It is no surprise that after the last year or so and the massive changes the pandemic brought to how humans communicate with each other, the way people select and then buy products and services has also changed. It’s not that the change was not already happening, but the last year’s events have accelerated the process so that both businesses and the people who rely on them have been caught slightly unawares.
Going from a mixture of online and face-to-face interaction to full online communication has changed many relationships with customers and suppliers alike. Not all of these changes have been positive. If you are one of the business owners who have had difficulty keeping up with the changes in how you now find, communicate, and then successfully sell to customers, there is both bad news and good news.
First of all, the bad news. Indications are that the way many people are now choosing a product or service and then going on to buy is likely to remain unchanged when the rest of the world returns to “normal.” However, the good news is that if you haven’t already, you can adjust your business to the “new normal” more easily than you might have thought.
Upgrade your website as a priority
As more communication is moving online, it makes sense to start by making sure your website makes the grade. The number of changes will vary massively from company to company, depending on how you did business previously.
If your website was already a place where your customers could make a purchase or get quick answers to their questions, then you don’t have as much work to do as a business that only used their website as an online brochure and all of their customer contact was done face to face.
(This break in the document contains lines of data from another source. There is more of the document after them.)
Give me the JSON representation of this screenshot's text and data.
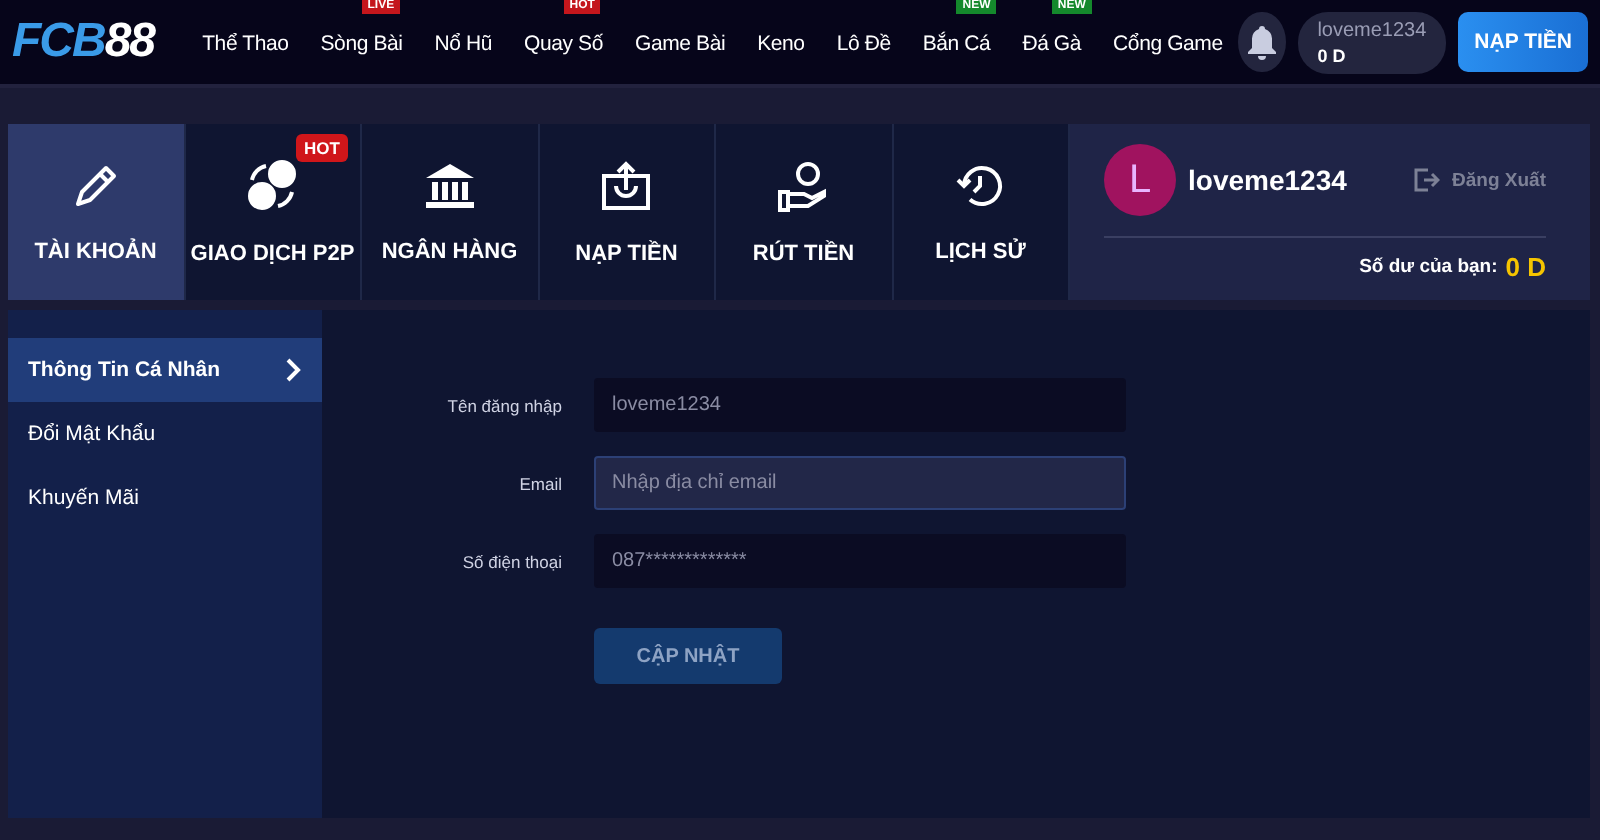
{
  "header": {
    "logo": {
      "part_1": "FCB",
      "part_2": "88"
    },
    "nav": [
      {
        "label": "Thể Thao"
      },
      {
        "label": "Sòng Bài",
        "badge": {
          "text": "LIVE",
          "color": "#c4161c"
        }
      },
      {
        "label": "Nổ Hũ"
      },
      {
        "label": "Quay Số",
        "badge": {
          "text": "HOT",
          "color": "#c4161c"
        }
      },
      {
        "label": "Game Bài"
      },
      {
        "label": "Keno"
      },
      {
        "label": "Lô Đề"
      },
      {
        "label": "Bắn Cá",
        "badge": {
          "text": "NEW",
          "color": "#14892c"
        }
      },
      {
        "label": "Đá Gà",
        "badge": {
          "text": "NEW",
          "color": "#14892c"
        }
      },
      {
        "label": "Cổng Game"
      }
    ],
    "account": {
      "username": "loveme1234",
      "balance": "0 D"
    },
    "deposit_button": "NẠP TIỀN"
  },
  "tabs": [
    {
      "label": "TÀI KHOẢN",
      "selected": true
    },
    {
      "label": "GIAO DỊCH P2P",
      "selected": false,
      "badge": "HOT"
    },
    {
      "label": "NGÂN HÀNG",
      "selected": false
    },
    {
      "label": "NẠP TIỀN",
      "selected": false
    },
    {
      "label": "RÚT TIỀN",
      "selected": false
    },
    {
      "label": "LỊCH SỬ",
      "selected": false
    }
  ],
  "user_panel": {
    "avatar_letter": "L",
    "username": "loveme1234",
    "logout": "Đăng Xuất",
    "balance_label": "Số dư của bạn:",
    "balance": "0 D"
  },
  "sidebar": {
    "items": [
      {
        "label": "Thông Tin Cá Nhân",
        "selected": true
      },
      {
        "label": "Đổi Mật Khẩu",
        "selected": false
      },
      {
        "label": "Khuyến Mãi",
        "selected": false
      }
    ]
  },
  "form": {
    "fields": [
      {
        "label": "Tên đăng nhập",
        "value": "loveme1234",
        "focused": false
      },
      {
        "label": "Email",
        "placeholder": "Nhập địa chỉ email",
        "focused": true
      },
      {
        "label": "Số điện thoại",
        "value": "087*************",
        "focused": false
      }
    ],
    "submit": "CẬP NHẬT"
  }
}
The initial checklist you need to give to a web designer will include speeding up your site’s loading time and making sure it can be identified correctly by Google. The amount of customers that click away rather than wait for it to load is no doubt already making a massive difference to your bottom line, so it needs addressing immediately.
If there is time and the available budget, it could also be wise to get the same designer to give your site a UX audit and overhaul. UX stands for user experience, and a site where the customer journey is seamless typically will convert more visitors into customers and receive more return visits.
If you need to upgrade your site so that people can buy goods or services online, then it is a different job rather than a much larger one. If your business makes a few high-ticket sales, then you can manage this with an additional plug-in to your site.
However, if the number of transactions is much greater, then a more extensive upgrade or a switch to a Shopify site might offer the best solution.
Find a way to collect and examine feedback
Now that the move to more online purchases is well underway, your way of collecting feedback could also be in line for an upgrade. Whereas before, customers freely gave face-to-face feedback, and you could act on it immediately, it is now a remote process that needs a slightly different strategy.
It is also a reflection of changing attitudes, especially in millennial and generation Z customers. They are less likely to contact you directly via telephone, but instead are more likely to enquire via email or social media. Many of the other services that these customers use have rapid responses, and a failure to respond quickly can be seen as a huge negative and may lead to a negative review on a sales site or a platform such as Trustpilot.
In practical terms, you will need to monitor channels you would not usually check outside business hours. The additional factor with so much feedback coming in across so many different channels is that you can lose track of what people are saying about you and how you can respond and improve accordingly.
The first step here, alongside upgrading your social media presence (more on that in a minute), is to search for the best feedback tools to collect and collate your feedback in order to give you a concise answer to what you need to do to improve.
Reviews on sites such as Trustpilot and even product reviews from buyers on Amazon have a massive effect on potential customers’ buying decisions. While your business will never be perfect, it is an excellent idea to keep the one- and two-star reviews to a minimum.
Generate more online content
As mentioned previously, the way customers make a purchase has changed. They will do the majority of their research and decision-making process through searching online, and by the time they come to buy, they have usually made up their minds.
For this reason, any influence you have in this stage of the process is valuable, and you can do this by generating online content for them to find during their research phase. This can take on many forms, social media being the most obvious. Here, you can show what you have to offer and how your brand goes about its business.
Customers are also influenced by how and where your products are made, who they are made by, and how you test them. They are also concerned with broader issues regarding eco-friendliness and diversity, and are likely to buy from a brand whose ethics most closely align with their own. While you can showcase this excellently on social media, long-form website content is also very important.
Ideally, a short social media post leading to a longer, more in-depth article can significantly affect a potential customer’s buying decision. If you can back this up with mostly positive feedback from other users across many platforms and send them to an easy-to-navigate website, you are giving yourself the best chance to create a long-term loyal customer.